But the compounding of interest is for every month.

The interest per month is
$12/12$$12 / 12$ monthly which is $1%$

A borrower takes a loan of $2000$$2000$ coins at $12%$ per annum interest. The interest is compounded every month.
The interest for the compounding interval (1 month) is $1%$.
The interest for the first interval $=2000×\frac{1}{100}$$= 2000 \times \frac{1}{100}$ $=20$$= 20$
The interest for the second interval $=2020×\frac{1}{100}$$= 2020 \times \frac{1}{100}$ $=20.20$$= 20.20$
The interest for the third interval $=2040.20×\frac{1}{100}$$= 2040.20 \times \frac{1}{100}$ $=20.402$$= 20.402$

terms

The word "interval" means: a time gap between two events.

The word "frequency" means: rate at which something occur repeatedly.

Compounding Interval : The time period for which the interest is calculated and added to the principal.

Compounding Frequency : The compounding interval given as a frequency form, like monthly, quarterly, annual, etc.

reference list

Students may find it difficult to memorize all the formulas for compound interest. This is listed for reference and is explained later. No need to memorize any of them.

Principal $P$$P$
Interest Rate $R$$R$
Number of time periods $n$$n$
Maturity value or amount $A$$A$

Maturity value $A=P{\left(1+R/100\right)}^{n}$$A = P {\left(1 + R / 100\right)}^{n}$
Principal $P=A/{\left(1+R/100\right)}^{n}$$P = A / {\left(1 + R / 100\right)}^{n}$

summary

Compound interest: One need not memorize any formulas. Quickly follow through the story to recall the formula on the fly.

•  Interest is calculated as percentage of the principal (Interest $I=PR/100$$I = P R / 100$ for every time period.
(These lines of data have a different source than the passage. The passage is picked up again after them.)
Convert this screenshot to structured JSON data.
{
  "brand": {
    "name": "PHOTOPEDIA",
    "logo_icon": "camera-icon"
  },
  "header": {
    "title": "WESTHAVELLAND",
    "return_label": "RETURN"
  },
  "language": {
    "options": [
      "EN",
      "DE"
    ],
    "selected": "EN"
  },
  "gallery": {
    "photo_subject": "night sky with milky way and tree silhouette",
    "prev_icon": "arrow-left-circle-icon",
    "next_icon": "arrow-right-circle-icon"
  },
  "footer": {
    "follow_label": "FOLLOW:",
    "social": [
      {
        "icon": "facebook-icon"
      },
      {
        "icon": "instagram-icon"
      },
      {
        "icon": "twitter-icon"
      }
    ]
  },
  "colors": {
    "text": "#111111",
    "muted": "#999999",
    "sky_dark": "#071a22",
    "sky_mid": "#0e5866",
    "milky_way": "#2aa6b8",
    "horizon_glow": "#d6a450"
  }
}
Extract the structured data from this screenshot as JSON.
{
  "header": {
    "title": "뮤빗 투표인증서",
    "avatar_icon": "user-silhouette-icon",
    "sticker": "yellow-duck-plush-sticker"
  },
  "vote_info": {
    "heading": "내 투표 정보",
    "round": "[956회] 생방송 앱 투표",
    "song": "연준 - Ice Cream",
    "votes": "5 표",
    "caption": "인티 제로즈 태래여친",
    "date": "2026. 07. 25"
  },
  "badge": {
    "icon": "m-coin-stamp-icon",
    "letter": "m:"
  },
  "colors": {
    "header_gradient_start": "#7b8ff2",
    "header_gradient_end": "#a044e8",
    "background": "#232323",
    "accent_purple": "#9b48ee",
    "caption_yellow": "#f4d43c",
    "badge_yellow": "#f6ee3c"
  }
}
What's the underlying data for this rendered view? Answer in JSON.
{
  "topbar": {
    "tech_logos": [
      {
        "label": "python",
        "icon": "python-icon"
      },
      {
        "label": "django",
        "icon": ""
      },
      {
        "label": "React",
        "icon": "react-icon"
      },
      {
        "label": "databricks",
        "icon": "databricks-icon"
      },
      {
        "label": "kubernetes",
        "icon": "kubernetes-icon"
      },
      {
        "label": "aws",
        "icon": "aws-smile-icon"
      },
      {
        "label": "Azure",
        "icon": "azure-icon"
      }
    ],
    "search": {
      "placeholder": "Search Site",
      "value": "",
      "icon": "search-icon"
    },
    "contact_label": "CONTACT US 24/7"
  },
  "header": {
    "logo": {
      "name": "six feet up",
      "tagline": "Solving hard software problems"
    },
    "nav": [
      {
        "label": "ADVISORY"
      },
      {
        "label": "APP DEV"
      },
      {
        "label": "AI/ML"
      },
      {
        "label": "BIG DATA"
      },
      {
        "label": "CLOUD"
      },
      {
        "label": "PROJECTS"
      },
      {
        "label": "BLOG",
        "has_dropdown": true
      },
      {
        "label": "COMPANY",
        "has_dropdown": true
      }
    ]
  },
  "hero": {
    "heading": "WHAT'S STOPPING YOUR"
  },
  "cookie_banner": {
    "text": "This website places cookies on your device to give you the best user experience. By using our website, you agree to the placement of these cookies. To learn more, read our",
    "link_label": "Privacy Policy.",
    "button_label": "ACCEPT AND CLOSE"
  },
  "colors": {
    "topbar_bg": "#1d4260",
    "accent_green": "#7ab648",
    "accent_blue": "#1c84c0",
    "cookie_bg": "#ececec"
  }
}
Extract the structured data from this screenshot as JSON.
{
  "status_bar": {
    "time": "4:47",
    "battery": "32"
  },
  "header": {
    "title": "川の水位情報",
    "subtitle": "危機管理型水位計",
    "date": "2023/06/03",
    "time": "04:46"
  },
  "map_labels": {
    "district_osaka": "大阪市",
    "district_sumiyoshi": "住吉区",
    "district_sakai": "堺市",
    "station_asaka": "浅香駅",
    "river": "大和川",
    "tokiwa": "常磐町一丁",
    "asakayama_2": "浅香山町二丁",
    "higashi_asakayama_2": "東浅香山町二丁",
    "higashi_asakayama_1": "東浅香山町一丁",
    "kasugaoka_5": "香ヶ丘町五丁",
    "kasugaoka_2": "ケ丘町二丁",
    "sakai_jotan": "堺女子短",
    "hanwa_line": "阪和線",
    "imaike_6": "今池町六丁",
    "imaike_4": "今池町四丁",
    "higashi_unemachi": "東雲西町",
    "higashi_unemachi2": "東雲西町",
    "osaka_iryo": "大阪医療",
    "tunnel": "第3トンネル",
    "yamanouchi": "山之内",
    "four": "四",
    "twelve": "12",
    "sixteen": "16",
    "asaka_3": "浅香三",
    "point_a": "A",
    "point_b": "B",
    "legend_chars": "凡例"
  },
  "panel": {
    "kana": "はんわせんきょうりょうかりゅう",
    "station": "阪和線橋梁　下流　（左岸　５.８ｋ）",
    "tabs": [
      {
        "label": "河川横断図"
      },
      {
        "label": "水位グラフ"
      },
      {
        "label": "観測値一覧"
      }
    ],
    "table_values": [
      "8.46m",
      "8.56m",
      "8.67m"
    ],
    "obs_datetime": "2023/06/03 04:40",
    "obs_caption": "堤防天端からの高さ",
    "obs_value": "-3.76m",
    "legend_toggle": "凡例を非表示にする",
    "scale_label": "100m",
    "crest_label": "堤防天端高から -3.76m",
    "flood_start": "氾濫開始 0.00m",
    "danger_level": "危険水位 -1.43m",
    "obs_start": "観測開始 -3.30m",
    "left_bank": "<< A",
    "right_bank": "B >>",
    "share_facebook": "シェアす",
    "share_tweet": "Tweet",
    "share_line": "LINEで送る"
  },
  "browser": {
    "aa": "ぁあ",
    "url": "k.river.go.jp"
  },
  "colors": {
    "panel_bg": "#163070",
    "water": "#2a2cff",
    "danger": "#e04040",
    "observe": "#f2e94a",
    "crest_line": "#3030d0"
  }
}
Note: only the first interest duration is considered.)

•  Interest at the end of first time duration is added to the principal. ($A=P+P\frac{R}{100}$$A = P + P \frac{R}{100}$ $=P\left(1+R/100\right)$$= P \left(1 + R / 100\right)$)

•  The borrower has to return the principal and the interest, which together is the maturity value.

Principal for the second time period ${P}_{1}=P$${P}_{1} = P$

Maturity Value in first time period ${A}_{1}$${A}_{1}$ = Principal $P+$$P +$ Interest $P×R/100$$P \times R / 100$

Principal for the second time period ${P}_{2}$${P}_{2}$ = Principal $P+$$P +$ Interest $P×R/100$$P \times R / 100$ $=P\left(1+R/100\right)$$= P \left(1 + R / 100\right)$

Maturity Value in second time period ${A}_{2}$${A}_{2}$ = Principal ${P}_{2}+$${P}_{2} +$ Interest ${P}_{2}×R/100$${P}_{2} \times R / 100$$={P}_{2}\left(1+R/100\right)$$= {P}_{2} \left(1 + R / 100\right)$ $=P{\left(1+R/100\right)}^{2}$$= P {\left(1 + R / 100\right)}^{2}$

maturity value in $n$$n$ time periods $A=P{\left(1+R/100\right)}^{n}$$A = P {\left(1 + R / 100\right)}^{n}$

There are $4$$4$ variables (A, P, R, n) in this equation. In a problem, $3$$3$ of these $4$$4$ variables are given and this formula is a form of equation of one variable (algebra) to solve for the unknown variable.

Outline